Processing Magazine

China drafts strict food safety law, boosts fines

May 1, 2008
The Associated Press is reporting that China''s proposed food safety law, which promises tough penalties including possible life imprisonment for makers of dangerous food products, is a good first step, industry officials and analysts said recently.

A draft version of the law is aimed at raising standards for an industry that has taken a beating after a series of quality scandals, including tainted exports.

Producers of substandard food could be sentenced to life in prison under the draft law, according to the official Xinhua News Agency.

One food industry official said in addition to punishing people, the government should educate producers about the need to have better practices.

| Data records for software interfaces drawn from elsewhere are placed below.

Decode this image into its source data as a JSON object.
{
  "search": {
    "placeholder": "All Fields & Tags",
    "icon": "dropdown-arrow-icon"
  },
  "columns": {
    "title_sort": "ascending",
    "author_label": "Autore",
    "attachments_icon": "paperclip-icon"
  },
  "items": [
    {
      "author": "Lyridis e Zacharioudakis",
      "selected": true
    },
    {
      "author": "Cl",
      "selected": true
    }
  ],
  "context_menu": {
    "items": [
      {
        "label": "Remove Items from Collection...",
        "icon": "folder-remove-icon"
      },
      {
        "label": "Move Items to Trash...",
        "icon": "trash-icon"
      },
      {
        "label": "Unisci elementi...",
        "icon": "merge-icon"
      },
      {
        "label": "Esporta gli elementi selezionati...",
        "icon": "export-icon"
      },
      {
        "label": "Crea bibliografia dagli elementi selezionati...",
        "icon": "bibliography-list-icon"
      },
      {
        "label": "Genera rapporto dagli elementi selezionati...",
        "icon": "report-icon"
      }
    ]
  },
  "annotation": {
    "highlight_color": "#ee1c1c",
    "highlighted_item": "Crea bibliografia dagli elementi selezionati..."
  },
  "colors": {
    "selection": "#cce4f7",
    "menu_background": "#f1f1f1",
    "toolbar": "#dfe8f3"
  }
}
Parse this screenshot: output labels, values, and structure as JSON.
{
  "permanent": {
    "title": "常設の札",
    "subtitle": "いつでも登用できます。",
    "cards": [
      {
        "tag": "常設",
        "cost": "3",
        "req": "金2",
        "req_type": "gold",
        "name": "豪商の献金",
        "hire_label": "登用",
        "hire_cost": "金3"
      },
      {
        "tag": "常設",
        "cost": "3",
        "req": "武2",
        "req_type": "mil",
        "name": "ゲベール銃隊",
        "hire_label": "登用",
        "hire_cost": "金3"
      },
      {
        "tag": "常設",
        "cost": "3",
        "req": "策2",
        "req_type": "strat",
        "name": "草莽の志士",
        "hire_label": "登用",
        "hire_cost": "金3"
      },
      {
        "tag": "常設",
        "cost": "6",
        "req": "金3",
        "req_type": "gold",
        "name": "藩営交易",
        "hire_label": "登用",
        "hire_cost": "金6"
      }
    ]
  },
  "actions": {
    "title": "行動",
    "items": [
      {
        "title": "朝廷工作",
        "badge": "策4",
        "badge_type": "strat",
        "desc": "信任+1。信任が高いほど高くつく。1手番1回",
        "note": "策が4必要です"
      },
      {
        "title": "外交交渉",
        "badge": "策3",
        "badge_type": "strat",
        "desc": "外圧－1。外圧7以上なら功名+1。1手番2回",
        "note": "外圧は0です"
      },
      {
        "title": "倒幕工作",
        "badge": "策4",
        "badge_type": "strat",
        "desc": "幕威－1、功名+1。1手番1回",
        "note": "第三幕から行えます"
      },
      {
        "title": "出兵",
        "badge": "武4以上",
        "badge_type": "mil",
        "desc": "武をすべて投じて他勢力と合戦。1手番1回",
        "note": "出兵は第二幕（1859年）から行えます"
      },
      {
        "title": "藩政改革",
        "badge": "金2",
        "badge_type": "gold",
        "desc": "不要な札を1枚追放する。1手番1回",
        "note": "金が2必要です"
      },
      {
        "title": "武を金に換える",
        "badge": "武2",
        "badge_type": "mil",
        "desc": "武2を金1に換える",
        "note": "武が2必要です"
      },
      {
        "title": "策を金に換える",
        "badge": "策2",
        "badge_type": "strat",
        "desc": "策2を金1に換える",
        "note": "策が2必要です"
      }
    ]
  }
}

The draft law was issued on the Web site of China''s legislature, the National People''s Congress, as part of the government''s new initiative to solicit public comment. After May 20, it will be submitted to the legislature for consideration, although no date has been set for when it will become law.

The World Health Organization welcomed the draft, but said a food safety law should be more inclusive and cover food products from the farm to the final consumer. The draft law does not cover basic agriculture products, Hans Troedsson, WHO''s China representative, said in a statement.

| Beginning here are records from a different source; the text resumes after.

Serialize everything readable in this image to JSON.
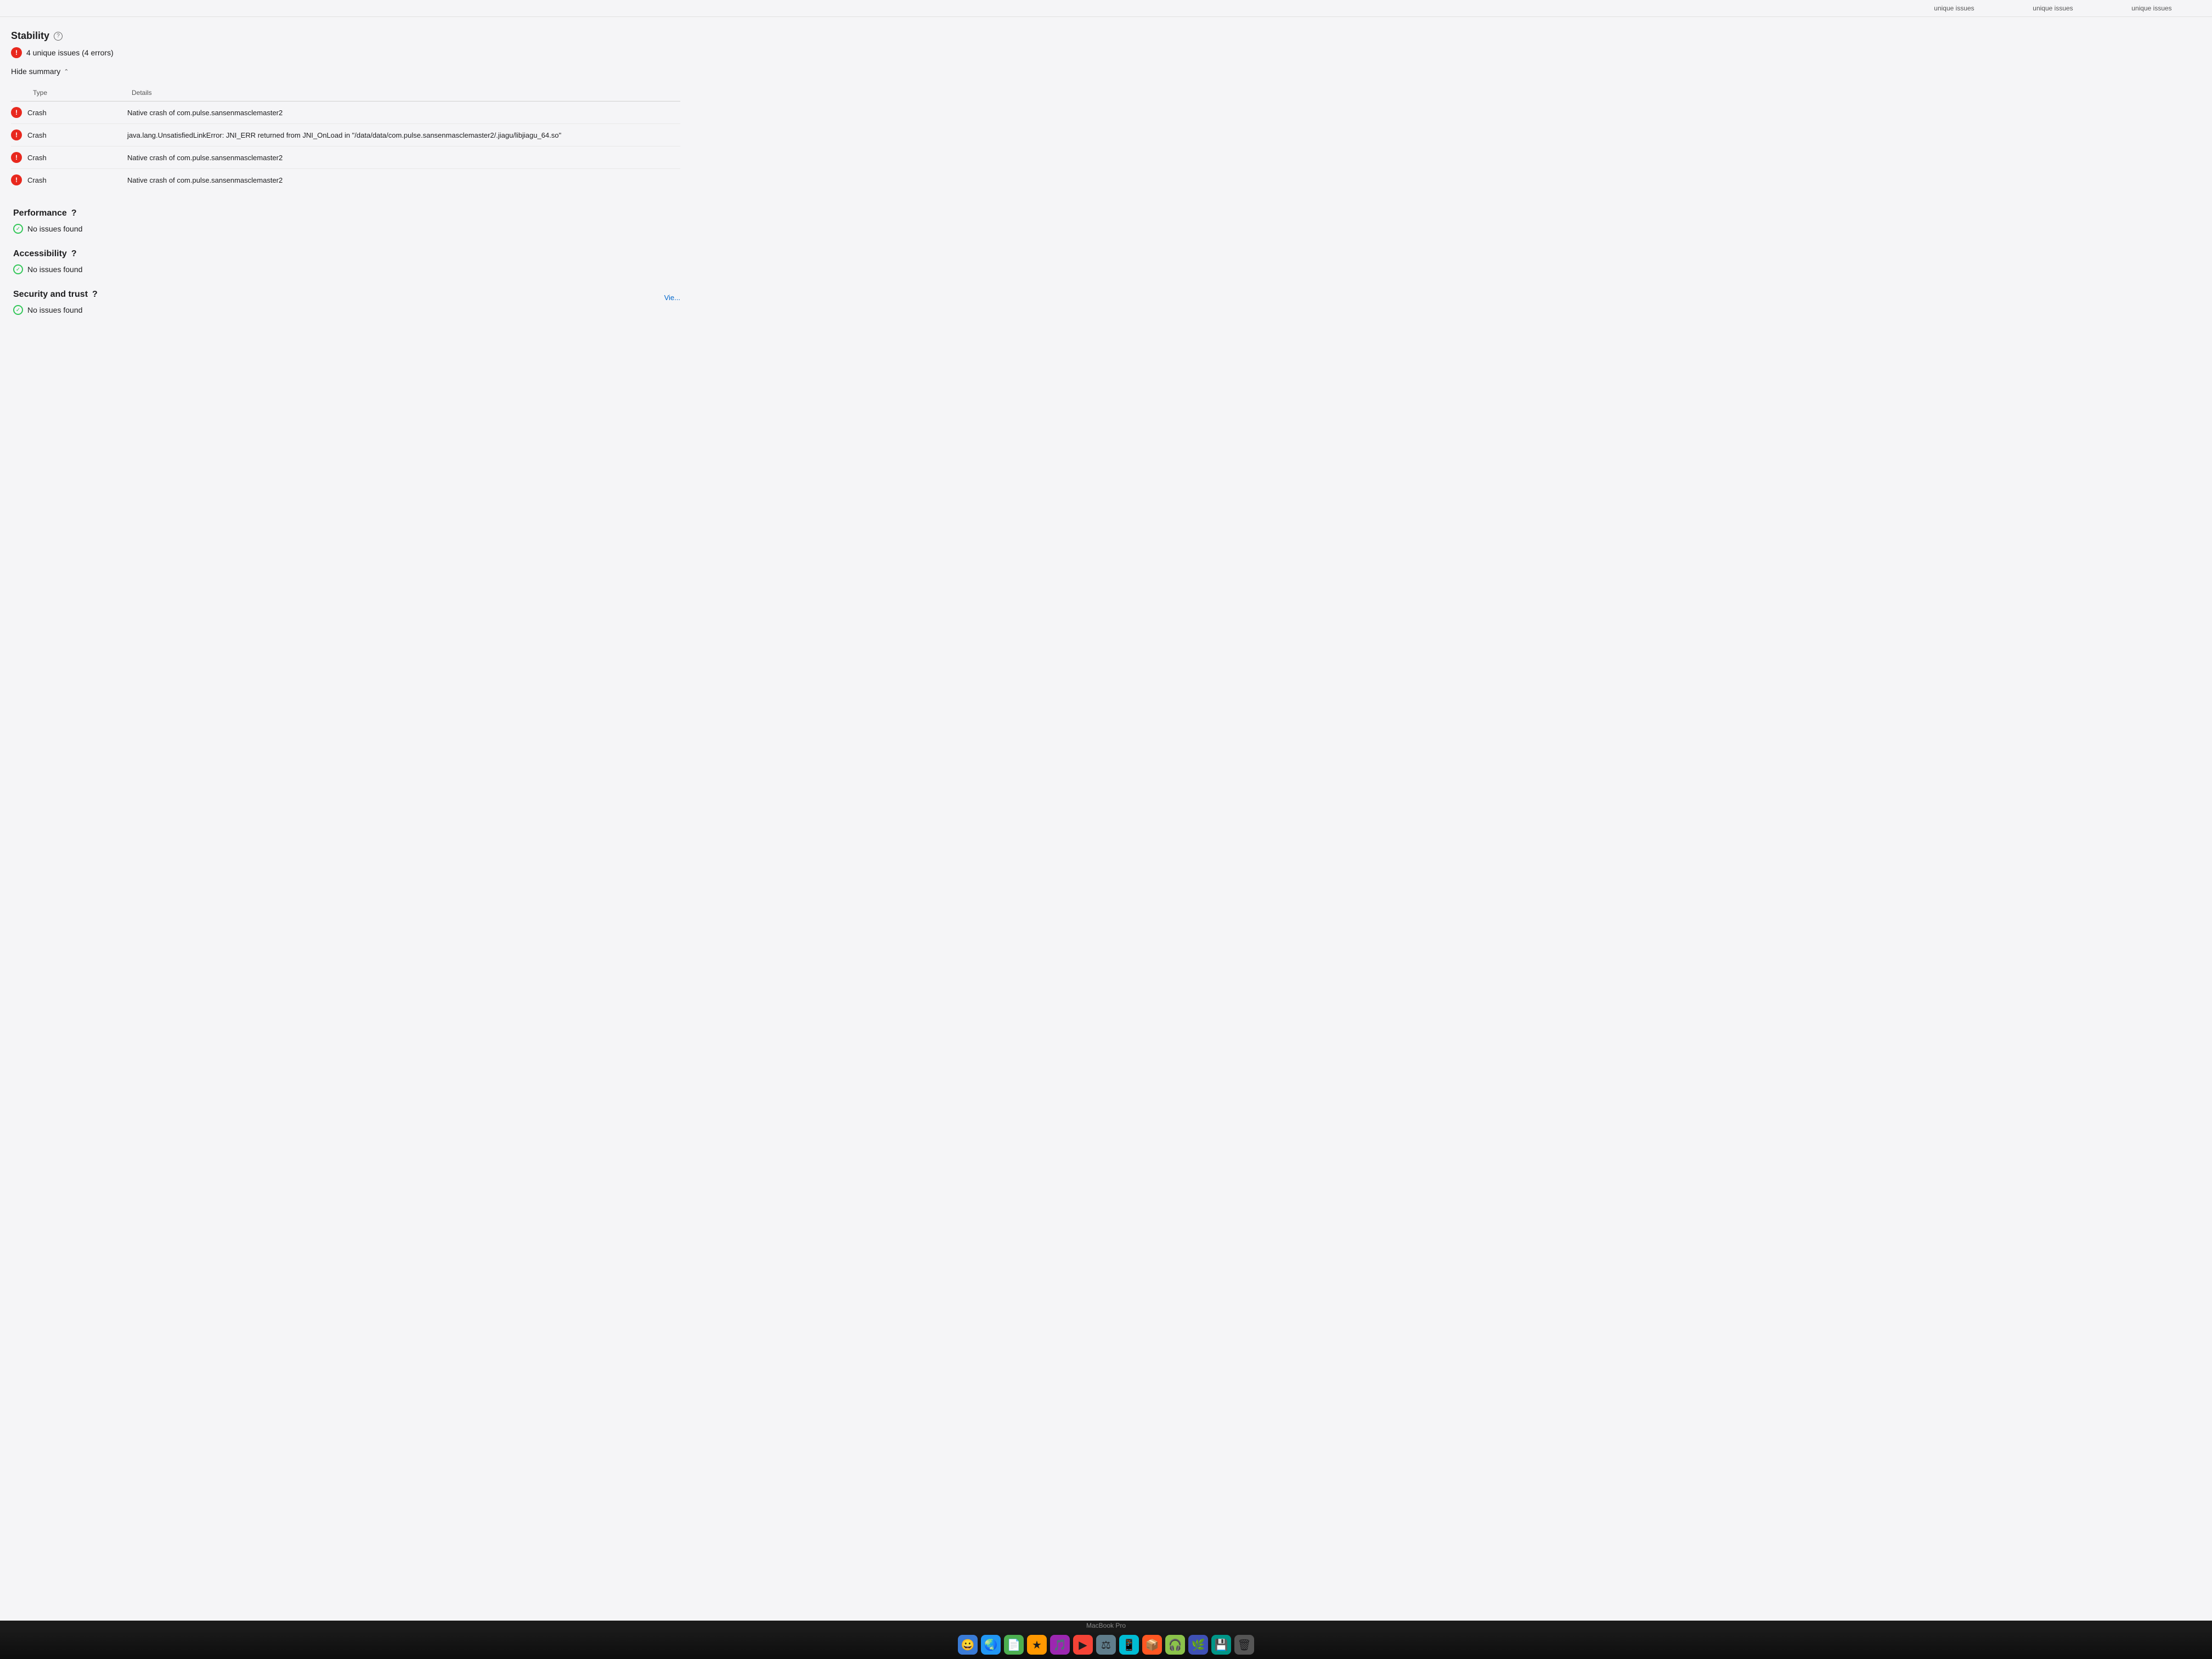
{
  "topHeader": {
    "columns": [
      "unique issues",
      "unique issues",
      "unique issues"
    ]
  },
  "stability": {
    "title": "Stability",
    "issueCount": "4 unique issues (4 errors)",
    "toggleLabel": "Hide summary",
    "table": {
      "columns": [
        "Type",
        "Details"
      ],
      "rows": [
        {
          "type": "Crash",
          "details": "Native crash of com.pulse.sansenmasclemaster2"
        },
        {
          "type": "Crash",
          "details": "java.lang.UnsatisfiedLinkError: JNI_ERR returned from JNI_OnLoad in \"/data/data/com.pulse.sansenmasclemaster2/.jiagu/libjiagu_64.so\""
        },
        {
          "type": "Crash",
          "details": "Native crash of com.pulse.sansenmasclemaster2"
        },
        {
          "type": "Crash",
          "details": "Native crash of com.pulse.sansenmasclemaster2"
        }
      ]
    }
  },
  "performance": {
    "title": "Performance",
    "status": "No issues found"
  },
  "accessibility": {
    "title": "Accessibility",
    "status": "No issues found"
  },
  "securityAndTrust": {
    "title": "Security and trust",
    "status": "No issues found",
    "viewLink": "Vie..."
  },
  "dock": {
    "macbookLabel": "MacBook Pro"
  }
}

Zhou Qing, a journalist who spent two years writing a book about food safety in China, said strong implementation of the law is needed.

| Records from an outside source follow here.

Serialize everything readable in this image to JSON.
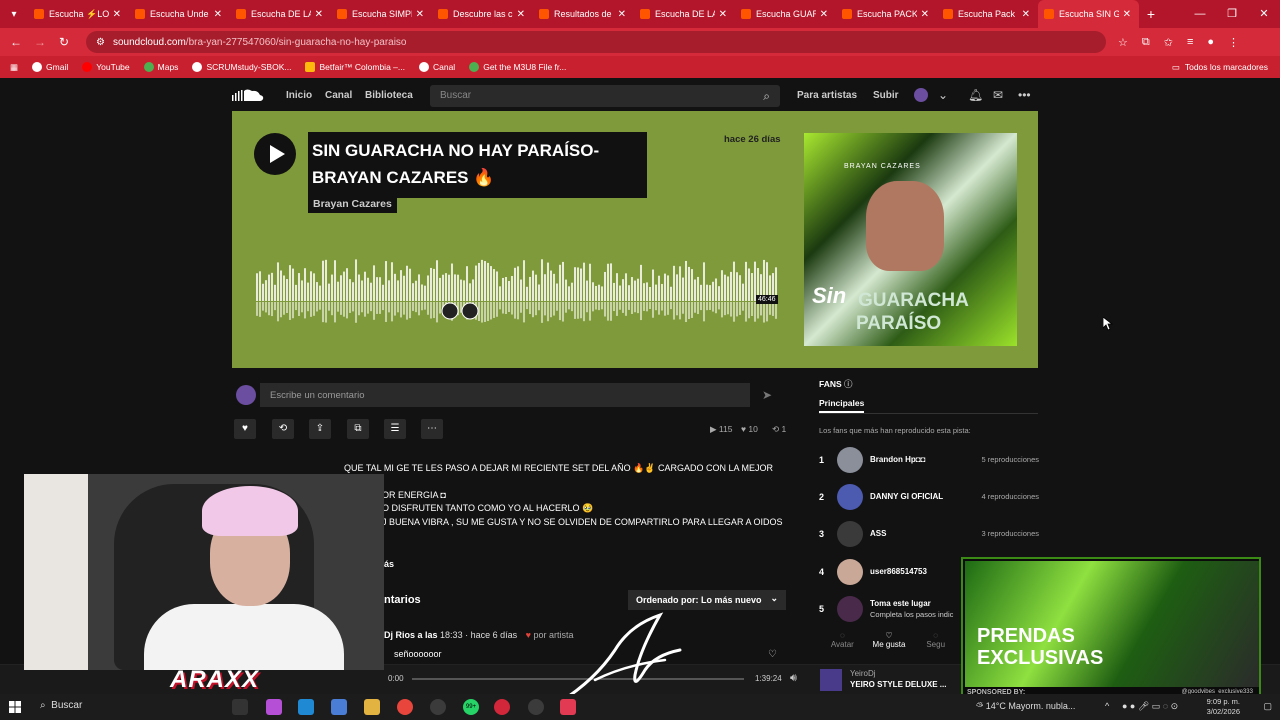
{
  "browser": {
    "tabs": [
      {
        "label": "Escucha ⚡LO"
      },
      {
        "label": "Escucha Unde"
      },
      {
        "label": "Escucha DE LA"
      },
      {
        "label": "Escucha SIMPL"
      },
      {
        "label": "Descubre las c"
      },
      {
        "label": "Resultados de"
      },
      {
        "label": "Escucha DE LA"
      },
      {
        "label": "Escucha GUAR"
      },
      {
        "label": "Escucha PACK"
      },
      {
        "label": "Escucha Pack P"
      },
      {
        "label": "Escucha SIN G"
      }
    ],
    "url_host": "soundcloud.com",
    "url_path": "/bra-yan-277547060/sin-guaracha-no-hay-paraiso",
    "bookmarks": [
      "Gmail",
      "YouTube",
      "Maps",
      "SCRUMstudy-SBOK...",
      "Betfair™ Colombia –...",
      "Canal",
      "Get the M3U8 File fr..."
    ],
    "all_bookmarks": "Todos los marcadores"
  },
  "header": {
    "nav": [
      "Inicio",
      "Canal",
      "Biblioteca"
    ],
    "search_placeholder": "Buscar",
    "for_artists": "Para artistas",
    "upload": "Subir"
  },
  "track": {
    "title_line1": "SIN GUARACHA NO HAY PARAÍSO-",
    "title_line2": "BRAYAN CAZARES 🔥",
    "artist": "Brayan Cazares",
    "posted": "hace 26 días",
    "duration": "46:46",
    "artwork_text": {
      "top": "BRAYAN CAZARES",
      "sin": "Sin",
      "guaracha": "GUARACHA",
      "paraiso": "PARAÍSO"
    }
  },
  "comment_box": {
    "placeholder": "Escribe un comentario"
  },
  "stats": {
    "plays": "115",
    "likes": "10",
    "reposts": "1"
  },
  "description": {
    "line1": "QUE TAL MI GE TE LES PASO A DEJAR MI RECIENTE SET DEL AÑO 🔥✌ CARGADO CON LA MEJOR",
    "line2": "OR ENERGIA ◘",
    "line3": "O DISFRUTEN TANTO COMO YO AL HACERLO 🥹",
    "line4": "J BUENA VIBRA , SU ME GUSTA Y NO SE OLVIDEN DE COMPARTIRLO PARA LLEGAR A OIDOS",
    "more": "ás"
  },
  "comments": {
    "heading": "ntarios",
    "sort": "Ordenado por: Lo más nuevo",
    "first_user": "Dj Rios a las",
    "first_time": "18:33",
    "first_ago": "· hace 6 días",
    "first_by": "por artista",
    "first_text": "señoooooor"
  },
  "fans": {
    "heading": "FANS",
    "tab": "Principales",
    "subtitle": "Los fans que más han reproducido esta pista:",
    "list": [
      {
        "rank": "1",
        "name": "Brandon Hp◘◘",
        "plays": "5 reproducciones"
      },
      {
        "rank": "2",
        "name": "DANNY GI OFICIAL",
        "plays": "4 reproducciones"
      },
      {
        "rank": "3",
        "name": "ASS",
        "plays": "3 reproducciones"
      },
      {
        "rank": "4",
        "name": "user868514753",
        "plays": ""
      },
      {
        "rank": "5",
        "name": "Toma este lugar",
        "plays": "",
        "sub": "Completa los pasos indic"
      }
    ],
    "bottom_tabs": [
      "Avatar",
      "Me gusta",
      "Segu"
    ]
  },
  "player": {
    "elapsed": "0:00",
    "total": "1:39:24",
    "user": "YeiroDj",
    "track": "YEIRO STYLE DELUXE ..."
  },
  "overlay": {
    "brand": "ARAXX",
    "ad_line1": "PRENDAS",
    "ad_line2": "EXCLUSIVAS",
    "sponsored": "SPONSORED BY:",
    "handle": "@goodvibes_exclusive333"
  },
  "taskbar": {
    "search": "Buscar",
    "weather": "14°C  Mayorm. nubla...",
    "time": "9:09 p. m.",
    "date": "3/02/2026",
    "badge": "99+"
  }
}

China pledged to crack down on food safety problems after its exports, including fish tainted with pesticides, came under heavy scrutiny last year.

The draft law aims to improve monitoring of food and establish a recall system for unsafe products. Makers of substandard food products could face fines, imprisonment and the confiscation of their production certificates.

Fines range from $715 to $14,300, according to the draft.